==== MATERIAL TO PROCESS

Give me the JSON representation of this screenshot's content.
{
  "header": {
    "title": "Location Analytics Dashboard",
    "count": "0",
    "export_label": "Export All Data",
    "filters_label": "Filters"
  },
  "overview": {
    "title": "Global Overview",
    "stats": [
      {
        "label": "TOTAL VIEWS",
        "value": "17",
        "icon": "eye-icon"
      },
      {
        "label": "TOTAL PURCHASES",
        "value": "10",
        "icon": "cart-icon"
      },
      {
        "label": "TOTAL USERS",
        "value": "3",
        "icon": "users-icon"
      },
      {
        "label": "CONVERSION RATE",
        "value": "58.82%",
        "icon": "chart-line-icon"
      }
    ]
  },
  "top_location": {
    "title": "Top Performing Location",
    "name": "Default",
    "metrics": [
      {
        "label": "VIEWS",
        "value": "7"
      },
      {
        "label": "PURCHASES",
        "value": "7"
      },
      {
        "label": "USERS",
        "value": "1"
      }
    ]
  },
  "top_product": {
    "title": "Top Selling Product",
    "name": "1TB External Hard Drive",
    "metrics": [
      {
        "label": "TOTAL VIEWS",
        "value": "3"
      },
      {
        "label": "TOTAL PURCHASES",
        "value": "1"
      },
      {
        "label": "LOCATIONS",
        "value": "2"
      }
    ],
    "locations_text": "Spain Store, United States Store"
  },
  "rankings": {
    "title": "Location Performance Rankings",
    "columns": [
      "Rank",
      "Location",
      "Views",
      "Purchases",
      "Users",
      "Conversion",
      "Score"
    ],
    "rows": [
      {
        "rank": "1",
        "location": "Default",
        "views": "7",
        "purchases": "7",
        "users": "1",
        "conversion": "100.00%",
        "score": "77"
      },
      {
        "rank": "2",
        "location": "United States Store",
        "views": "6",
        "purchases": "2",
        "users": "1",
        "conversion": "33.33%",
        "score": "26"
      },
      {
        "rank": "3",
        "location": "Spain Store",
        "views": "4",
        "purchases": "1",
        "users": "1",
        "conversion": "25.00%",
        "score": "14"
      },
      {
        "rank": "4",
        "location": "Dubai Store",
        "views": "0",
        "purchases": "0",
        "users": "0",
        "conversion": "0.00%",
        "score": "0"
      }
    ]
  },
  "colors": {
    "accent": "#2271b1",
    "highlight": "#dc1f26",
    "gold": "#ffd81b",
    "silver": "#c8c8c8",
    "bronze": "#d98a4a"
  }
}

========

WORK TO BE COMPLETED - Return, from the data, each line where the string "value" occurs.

COMPLETED EXERCISE -
        "value": "17",
        "value": "10",
        "value": "3",
        "value": "58.82%",
        "value": "7"
        "value": "7"
        "value": "1"
        "value": "3"
        "value": "1"
        "value": "2"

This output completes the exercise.